Nigerian leaders in Information Technology (IT) have said the government is largely to blame for not investing in greater broadband Internet.

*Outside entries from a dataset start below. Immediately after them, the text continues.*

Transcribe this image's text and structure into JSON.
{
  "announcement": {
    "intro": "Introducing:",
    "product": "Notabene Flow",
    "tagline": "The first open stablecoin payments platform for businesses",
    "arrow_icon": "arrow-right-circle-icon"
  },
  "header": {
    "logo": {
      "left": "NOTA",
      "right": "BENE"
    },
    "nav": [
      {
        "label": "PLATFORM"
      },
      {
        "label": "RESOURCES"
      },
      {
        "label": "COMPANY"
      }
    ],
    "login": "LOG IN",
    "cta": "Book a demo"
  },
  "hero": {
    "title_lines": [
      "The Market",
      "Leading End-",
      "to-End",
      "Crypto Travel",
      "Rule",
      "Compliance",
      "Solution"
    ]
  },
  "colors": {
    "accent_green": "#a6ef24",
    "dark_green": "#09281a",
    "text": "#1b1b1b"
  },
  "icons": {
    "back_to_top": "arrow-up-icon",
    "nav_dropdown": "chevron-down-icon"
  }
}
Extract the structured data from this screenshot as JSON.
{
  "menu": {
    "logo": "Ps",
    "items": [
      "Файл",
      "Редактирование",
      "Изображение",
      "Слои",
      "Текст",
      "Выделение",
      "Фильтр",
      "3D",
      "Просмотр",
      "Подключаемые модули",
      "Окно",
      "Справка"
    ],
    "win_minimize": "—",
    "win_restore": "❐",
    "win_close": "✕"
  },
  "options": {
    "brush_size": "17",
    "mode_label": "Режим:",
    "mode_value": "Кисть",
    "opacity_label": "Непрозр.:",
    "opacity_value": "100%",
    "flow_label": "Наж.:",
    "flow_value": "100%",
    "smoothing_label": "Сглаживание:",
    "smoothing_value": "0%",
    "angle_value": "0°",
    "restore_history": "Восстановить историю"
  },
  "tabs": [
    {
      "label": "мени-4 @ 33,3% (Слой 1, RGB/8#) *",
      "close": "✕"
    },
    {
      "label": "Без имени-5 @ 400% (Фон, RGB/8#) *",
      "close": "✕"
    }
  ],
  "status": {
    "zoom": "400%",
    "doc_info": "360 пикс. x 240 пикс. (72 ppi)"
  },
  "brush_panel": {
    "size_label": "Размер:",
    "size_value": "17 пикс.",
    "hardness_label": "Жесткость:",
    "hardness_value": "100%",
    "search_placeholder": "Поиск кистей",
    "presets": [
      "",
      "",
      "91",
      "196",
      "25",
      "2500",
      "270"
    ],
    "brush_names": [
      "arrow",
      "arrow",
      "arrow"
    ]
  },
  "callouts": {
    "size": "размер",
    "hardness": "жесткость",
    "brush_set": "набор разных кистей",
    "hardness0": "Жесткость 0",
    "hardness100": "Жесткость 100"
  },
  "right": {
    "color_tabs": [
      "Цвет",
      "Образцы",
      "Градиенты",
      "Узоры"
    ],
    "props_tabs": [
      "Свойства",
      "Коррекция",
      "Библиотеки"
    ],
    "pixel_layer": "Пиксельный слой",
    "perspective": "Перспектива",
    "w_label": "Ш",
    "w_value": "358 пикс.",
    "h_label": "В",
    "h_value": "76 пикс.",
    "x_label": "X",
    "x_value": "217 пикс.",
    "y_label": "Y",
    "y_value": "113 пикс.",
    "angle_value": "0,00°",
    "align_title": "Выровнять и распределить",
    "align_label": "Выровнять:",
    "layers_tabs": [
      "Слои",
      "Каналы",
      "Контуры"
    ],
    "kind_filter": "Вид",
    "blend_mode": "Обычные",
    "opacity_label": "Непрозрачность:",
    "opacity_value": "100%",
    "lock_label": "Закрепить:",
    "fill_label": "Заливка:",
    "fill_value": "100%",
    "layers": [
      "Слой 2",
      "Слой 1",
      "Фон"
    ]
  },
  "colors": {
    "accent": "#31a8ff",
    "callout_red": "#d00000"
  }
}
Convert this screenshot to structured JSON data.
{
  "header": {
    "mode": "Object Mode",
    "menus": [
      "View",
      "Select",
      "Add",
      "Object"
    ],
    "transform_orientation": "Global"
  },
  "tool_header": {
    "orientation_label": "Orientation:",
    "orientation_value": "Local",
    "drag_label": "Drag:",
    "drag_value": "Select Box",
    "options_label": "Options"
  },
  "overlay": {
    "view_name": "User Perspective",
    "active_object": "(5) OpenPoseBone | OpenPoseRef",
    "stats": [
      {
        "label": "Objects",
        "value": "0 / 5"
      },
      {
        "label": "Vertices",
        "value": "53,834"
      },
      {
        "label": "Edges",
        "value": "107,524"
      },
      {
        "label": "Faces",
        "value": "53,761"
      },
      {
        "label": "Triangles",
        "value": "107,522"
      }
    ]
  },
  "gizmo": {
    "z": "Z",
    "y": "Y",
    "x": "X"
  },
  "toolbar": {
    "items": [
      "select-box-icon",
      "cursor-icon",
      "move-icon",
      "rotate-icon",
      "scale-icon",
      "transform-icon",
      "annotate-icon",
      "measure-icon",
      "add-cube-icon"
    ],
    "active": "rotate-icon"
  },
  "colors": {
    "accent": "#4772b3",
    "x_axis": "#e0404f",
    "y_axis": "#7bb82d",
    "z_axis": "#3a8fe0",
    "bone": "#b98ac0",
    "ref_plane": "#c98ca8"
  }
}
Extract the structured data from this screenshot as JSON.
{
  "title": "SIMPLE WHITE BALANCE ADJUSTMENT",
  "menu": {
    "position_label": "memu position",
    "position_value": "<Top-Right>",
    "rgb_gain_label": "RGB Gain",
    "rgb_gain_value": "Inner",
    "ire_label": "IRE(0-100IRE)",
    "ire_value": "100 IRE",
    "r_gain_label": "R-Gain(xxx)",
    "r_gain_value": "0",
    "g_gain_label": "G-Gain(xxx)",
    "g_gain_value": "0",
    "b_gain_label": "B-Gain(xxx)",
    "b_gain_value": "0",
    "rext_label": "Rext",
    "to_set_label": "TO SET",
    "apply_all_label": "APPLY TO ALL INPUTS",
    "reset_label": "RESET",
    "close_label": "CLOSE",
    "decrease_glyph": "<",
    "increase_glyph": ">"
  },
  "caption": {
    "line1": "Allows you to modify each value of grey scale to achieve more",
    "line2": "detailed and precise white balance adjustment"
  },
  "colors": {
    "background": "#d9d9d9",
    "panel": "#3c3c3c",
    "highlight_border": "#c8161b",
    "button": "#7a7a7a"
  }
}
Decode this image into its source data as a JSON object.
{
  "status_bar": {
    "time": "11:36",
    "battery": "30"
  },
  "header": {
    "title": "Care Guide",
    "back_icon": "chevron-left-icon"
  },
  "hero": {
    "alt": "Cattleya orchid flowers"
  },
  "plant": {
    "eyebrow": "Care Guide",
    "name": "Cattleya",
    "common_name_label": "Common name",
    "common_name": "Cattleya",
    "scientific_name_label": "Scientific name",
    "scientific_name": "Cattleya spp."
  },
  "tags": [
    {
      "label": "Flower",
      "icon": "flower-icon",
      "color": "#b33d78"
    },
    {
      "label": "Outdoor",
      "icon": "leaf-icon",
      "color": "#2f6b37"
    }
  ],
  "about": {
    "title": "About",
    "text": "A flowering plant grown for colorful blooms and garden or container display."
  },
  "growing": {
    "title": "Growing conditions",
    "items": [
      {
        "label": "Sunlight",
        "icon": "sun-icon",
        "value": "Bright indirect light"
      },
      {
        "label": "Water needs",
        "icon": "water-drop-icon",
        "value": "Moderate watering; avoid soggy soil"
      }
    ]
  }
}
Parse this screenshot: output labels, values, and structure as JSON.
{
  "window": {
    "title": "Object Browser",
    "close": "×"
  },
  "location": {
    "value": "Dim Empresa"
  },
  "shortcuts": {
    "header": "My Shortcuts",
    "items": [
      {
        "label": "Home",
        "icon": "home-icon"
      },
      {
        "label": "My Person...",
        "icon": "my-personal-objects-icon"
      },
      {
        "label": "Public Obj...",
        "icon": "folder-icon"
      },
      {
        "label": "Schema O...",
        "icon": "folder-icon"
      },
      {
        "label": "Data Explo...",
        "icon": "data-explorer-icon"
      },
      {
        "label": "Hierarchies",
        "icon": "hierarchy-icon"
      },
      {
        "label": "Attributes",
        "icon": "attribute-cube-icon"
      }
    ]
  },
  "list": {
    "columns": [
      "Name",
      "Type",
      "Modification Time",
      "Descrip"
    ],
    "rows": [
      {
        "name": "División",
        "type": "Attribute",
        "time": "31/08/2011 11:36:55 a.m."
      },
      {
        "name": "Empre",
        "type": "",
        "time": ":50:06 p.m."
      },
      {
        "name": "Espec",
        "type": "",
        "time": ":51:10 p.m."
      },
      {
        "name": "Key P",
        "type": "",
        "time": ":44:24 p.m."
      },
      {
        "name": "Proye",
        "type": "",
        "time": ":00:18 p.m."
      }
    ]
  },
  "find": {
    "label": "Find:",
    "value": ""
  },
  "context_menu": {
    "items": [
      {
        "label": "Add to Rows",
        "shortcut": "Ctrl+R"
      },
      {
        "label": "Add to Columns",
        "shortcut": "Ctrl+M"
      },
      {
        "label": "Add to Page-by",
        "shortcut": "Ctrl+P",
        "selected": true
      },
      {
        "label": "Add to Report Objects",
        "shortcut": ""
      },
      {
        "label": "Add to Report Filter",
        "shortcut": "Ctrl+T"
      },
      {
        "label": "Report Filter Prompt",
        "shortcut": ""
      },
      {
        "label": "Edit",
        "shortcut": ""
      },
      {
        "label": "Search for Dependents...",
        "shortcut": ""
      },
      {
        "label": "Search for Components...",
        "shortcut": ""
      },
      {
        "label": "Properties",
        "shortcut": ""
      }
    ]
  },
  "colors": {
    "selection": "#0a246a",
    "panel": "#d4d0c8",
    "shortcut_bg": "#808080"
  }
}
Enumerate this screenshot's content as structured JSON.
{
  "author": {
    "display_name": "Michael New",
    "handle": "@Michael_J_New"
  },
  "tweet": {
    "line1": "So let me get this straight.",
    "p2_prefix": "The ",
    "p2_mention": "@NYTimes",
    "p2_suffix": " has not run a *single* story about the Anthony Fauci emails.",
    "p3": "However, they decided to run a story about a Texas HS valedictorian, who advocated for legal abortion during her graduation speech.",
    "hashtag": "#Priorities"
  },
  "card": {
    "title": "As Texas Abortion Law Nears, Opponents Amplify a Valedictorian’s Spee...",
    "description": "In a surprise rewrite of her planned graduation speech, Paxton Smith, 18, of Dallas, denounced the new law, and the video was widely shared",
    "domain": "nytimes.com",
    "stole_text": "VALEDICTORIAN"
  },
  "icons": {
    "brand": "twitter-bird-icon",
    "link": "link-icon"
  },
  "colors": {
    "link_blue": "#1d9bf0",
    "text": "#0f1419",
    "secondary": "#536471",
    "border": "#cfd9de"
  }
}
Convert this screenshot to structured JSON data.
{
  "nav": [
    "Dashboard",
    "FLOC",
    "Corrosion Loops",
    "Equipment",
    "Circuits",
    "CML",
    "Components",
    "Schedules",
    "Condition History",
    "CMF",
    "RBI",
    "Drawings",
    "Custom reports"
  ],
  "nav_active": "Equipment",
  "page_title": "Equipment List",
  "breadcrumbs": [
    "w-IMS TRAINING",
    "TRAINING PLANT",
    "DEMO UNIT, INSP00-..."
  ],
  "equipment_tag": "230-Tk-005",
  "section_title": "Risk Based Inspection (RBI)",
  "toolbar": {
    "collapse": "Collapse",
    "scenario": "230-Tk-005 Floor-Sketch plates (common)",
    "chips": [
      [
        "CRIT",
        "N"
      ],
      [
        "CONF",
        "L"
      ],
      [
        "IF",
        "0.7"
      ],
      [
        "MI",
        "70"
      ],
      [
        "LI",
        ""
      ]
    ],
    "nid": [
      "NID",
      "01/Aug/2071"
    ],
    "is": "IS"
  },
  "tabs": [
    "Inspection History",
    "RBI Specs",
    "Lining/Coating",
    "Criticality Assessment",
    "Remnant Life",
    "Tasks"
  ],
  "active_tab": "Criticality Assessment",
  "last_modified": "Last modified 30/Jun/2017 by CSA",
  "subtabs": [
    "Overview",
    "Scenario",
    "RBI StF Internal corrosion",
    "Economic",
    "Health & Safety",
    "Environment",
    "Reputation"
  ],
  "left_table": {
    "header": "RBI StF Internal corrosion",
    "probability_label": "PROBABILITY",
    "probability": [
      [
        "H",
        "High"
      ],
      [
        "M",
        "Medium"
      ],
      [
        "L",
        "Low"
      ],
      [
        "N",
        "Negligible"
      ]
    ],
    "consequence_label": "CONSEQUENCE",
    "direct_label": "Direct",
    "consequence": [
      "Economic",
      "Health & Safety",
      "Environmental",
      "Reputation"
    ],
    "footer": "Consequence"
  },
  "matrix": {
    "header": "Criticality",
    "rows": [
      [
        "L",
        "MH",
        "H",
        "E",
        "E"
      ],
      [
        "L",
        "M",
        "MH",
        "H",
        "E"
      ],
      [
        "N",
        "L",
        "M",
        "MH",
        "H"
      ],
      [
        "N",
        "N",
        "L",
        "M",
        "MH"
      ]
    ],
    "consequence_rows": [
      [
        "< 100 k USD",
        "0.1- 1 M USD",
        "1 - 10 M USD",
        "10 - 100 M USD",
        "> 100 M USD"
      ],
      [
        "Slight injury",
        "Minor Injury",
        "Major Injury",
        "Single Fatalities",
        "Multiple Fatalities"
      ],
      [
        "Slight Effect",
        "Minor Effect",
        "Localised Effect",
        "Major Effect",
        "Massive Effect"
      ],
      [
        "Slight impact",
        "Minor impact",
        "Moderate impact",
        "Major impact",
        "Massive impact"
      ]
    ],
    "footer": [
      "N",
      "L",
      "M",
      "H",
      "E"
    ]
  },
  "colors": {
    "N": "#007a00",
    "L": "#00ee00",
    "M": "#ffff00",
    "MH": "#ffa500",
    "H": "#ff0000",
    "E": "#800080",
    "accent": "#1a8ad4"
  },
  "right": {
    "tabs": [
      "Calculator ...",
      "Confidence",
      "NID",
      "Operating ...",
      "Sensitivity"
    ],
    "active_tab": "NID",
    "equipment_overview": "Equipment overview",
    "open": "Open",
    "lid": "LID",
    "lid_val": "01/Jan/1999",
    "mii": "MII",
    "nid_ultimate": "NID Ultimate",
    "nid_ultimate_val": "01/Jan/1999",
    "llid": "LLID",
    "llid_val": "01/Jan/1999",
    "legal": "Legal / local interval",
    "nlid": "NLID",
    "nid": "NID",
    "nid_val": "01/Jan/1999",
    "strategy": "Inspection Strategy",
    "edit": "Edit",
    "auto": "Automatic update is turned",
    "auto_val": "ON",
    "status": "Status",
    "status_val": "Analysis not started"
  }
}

They said at a conference on Thursday that the federal government should be held responsible for what they said was the low data penetration in the country.
The forum challenged the government to push forward with a number of initiatives and compared the country’s efforts, and failures, to South Korea, which currently leads the world in broadband development.
IT leaders at the forum said South Korea has invested “more than $40 billion in broadband infrastructure and deployment in the last few years, with a zeal [sic] to invest more.”
Jamal Abouye, a Nigerian ministry of communications official, said that the criticism from the conference “would be taken seriously” and that his government is looking “for all the right ways to increase our capabilities.”
Addressing stakeholders at the Internet Forum organised by Communications Week newspaper in Lagos, Chairman of the forum Gbenga Adebayo, who doubles as the Chairman of the Association of Licensed Telecom Operators of Nigeria (ALTON), said although Nigeria remained one of the biggest and fastest growing telecoms market in Africa, attracting huge foreign direct investments to the country over the last ten years, Nigeria’s data access penetration is low because of lack of government’s investment in broadband, which is the major boost for data access and penetration.
According to Adebayo, “Far-reaching liberalization in the area of voice telephony has led to several companies providing virtually all kinds of telecom and value-added services; but because of the high cost and complexities of providing data communications, not many players are able to invest in data networks.”